## TO DO:
Could you filter the data below down to the lines that hold the word "desc"?

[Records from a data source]
* * *
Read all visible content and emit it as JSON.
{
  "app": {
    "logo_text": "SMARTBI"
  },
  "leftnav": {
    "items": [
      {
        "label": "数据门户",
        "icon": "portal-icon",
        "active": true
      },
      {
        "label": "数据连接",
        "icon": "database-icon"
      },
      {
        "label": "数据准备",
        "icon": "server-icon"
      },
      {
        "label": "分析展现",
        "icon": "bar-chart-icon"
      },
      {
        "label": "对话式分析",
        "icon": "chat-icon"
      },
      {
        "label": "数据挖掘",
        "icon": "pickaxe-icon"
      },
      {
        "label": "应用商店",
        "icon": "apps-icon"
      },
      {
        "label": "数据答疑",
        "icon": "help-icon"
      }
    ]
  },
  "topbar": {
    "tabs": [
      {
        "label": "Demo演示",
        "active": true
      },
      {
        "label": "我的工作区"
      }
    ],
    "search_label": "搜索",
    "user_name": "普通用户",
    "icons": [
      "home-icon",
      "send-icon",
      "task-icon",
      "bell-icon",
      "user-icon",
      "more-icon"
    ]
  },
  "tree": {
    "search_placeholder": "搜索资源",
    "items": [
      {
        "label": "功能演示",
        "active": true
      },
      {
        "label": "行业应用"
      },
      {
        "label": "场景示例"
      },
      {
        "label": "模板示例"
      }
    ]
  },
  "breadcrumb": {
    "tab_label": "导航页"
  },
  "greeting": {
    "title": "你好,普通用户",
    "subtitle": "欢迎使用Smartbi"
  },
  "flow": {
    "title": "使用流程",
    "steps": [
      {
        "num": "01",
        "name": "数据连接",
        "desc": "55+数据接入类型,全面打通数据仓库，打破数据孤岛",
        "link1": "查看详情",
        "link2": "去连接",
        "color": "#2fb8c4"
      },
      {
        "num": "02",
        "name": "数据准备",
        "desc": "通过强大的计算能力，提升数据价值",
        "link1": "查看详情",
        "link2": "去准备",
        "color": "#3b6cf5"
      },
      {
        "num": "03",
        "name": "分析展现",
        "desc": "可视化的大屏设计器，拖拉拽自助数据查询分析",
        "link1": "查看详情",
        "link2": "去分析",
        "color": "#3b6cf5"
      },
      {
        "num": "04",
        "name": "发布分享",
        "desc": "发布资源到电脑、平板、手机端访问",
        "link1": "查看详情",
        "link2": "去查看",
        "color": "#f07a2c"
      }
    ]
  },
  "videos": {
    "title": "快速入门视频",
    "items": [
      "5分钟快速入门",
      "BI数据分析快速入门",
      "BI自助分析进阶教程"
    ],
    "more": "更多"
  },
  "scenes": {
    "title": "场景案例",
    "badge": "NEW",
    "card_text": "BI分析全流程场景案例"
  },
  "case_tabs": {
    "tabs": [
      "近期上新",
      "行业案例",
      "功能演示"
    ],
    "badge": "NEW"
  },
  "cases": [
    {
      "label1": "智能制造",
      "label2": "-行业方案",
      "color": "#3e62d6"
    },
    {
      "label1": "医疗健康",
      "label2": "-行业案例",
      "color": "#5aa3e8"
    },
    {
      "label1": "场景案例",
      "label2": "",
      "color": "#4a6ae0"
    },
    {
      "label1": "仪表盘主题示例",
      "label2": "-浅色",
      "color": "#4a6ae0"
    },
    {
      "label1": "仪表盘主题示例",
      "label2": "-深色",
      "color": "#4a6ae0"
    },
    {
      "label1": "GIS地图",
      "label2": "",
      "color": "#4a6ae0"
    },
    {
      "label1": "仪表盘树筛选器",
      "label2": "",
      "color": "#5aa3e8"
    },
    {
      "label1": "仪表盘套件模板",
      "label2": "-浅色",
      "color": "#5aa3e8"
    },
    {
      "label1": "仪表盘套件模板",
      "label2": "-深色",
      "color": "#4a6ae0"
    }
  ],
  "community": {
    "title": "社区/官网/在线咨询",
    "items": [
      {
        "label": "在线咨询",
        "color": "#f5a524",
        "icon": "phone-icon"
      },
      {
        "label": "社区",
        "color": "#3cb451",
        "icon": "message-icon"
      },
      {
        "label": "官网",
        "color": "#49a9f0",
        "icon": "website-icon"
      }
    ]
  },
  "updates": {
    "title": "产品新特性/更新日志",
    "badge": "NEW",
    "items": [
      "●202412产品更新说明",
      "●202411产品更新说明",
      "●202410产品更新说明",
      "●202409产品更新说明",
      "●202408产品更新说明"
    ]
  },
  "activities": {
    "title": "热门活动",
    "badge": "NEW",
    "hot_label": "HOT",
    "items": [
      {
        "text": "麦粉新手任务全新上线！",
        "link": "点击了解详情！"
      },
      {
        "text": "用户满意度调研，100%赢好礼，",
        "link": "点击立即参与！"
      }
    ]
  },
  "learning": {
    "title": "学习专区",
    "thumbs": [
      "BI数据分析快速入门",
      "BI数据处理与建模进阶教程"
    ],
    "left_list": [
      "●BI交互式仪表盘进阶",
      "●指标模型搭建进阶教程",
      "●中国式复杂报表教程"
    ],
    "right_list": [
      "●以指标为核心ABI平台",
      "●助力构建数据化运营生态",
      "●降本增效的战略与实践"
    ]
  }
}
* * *
## EXERCISE ANSWER:
        "desc": "55+数据接入类型,全面打通数据仓库，打破数据孤岛",
        "desc": "通过强大的计算能力，提升数据价值",
        "desc": "可视化的大屏设计器，拖拉拽自助数据查询分析",
        "desc": "发布资源到电脑、平板、手机端访问",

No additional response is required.